Professors at a leading Canadian university declare the Hawthorne effect is "a mess of sloppiness and misogyny".
Professor states it's because of the math required.
"Scientists finally acknowledge that they got their solar cycle predictions wrong, and that we are fast approaching the sun's explosive peak"
Another "science is settled" bites the dust.
Bryan Caplan asks--and answers--an excellent question: Why can’t supporters of paternalism be honest?
Seems pretty important to me.
[T]he results imply that the effect of man-made CO2 emissions does not appear to be sufficiently strong to cause systematic changes in the pattern of the temperature fluctuations. In other words, our analysis indicates that with the current level of knowledge, it seems impossible to determine how much of the temperature increase is due to emissions of CO2.
Maybe. But even if true in my estimation the cost outweighs the benefit.
". . . none of the answers we have come up with are satisfying."
On the one hand there is a staggeringly large amount of planets in the universe so one would think we can't be the only intelligent life. But on the other hand there is a vast number of things that had to go right for us to emerge--a giant meteor impact and/or volcano eruptions that killed the dinosaurs for one example--that maybe we are truly alone.
"Following a failure to replicate, “Super Size Me” paper turns out to be full of numerical inconsistencies"
I quibble with the piece's "first clue". My first clue is that it was, even before the "test," a dopey hypothesis.
More on retractions:

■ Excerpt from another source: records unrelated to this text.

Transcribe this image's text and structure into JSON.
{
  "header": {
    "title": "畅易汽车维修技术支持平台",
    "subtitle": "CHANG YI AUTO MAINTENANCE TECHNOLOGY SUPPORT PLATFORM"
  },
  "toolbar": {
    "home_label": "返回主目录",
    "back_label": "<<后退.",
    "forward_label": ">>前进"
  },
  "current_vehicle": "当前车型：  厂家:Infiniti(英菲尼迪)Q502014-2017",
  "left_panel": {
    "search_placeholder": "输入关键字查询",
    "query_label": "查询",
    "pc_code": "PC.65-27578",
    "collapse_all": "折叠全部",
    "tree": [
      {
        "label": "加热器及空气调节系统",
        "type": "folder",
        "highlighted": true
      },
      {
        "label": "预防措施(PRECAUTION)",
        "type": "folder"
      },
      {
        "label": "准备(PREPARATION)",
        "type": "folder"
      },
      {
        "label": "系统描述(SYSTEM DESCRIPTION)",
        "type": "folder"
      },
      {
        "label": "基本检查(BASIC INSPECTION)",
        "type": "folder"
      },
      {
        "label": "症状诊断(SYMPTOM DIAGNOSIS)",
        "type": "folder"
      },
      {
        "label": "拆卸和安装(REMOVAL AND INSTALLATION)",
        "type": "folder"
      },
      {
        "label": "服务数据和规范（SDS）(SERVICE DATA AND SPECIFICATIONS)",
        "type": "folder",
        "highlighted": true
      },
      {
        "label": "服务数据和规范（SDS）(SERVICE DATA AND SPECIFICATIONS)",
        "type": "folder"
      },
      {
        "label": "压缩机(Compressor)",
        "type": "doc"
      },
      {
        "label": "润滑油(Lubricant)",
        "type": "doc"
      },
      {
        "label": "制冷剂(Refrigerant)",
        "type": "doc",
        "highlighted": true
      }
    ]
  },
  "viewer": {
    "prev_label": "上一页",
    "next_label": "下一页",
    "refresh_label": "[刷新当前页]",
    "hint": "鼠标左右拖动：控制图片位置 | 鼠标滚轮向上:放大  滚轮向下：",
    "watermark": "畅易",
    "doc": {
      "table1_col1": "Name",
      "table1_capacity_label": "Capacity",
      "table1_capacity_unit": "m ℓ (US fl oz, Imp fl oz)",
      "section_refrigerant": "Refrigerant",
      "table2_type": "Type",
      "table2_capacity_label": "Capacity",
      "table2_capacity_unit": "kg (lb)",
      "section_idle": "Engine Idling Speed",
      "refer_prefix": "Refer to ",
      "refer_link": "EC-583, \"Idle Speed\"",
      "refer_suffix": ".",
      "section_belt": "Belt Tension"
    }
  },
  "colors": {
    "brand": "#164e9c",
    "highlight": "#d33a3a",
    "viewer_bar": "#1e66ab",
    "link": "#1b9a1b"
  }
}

Gary N. Smith, Fletcher Jones Professor of Economics, Pomona College, addresses something I've wondered about but haven't yet taken the time to try to figure out: how do these machine learning algorithms establish causality?
Artificial intelligence (AI) algorithms are terrific at discovering statistical correlations but terrible at distinguishing between correlation and causation. A computer algorithm might find a correlation between how often a person has been in an automobile accident and the words they post on Facebook, being a good software engineer and visiting certain websites, and making loan payments on time and keeping one’s phone fully charged. However, computer algorithms do not know what any of these things are and consequently have no way of determining whether these are causal relationships (and therefore useful predictors) or fleeting coincidences (that are useless predictors).
And here he proposes the "Smith Test" to determine if computer algorithms can make reliable recommendations.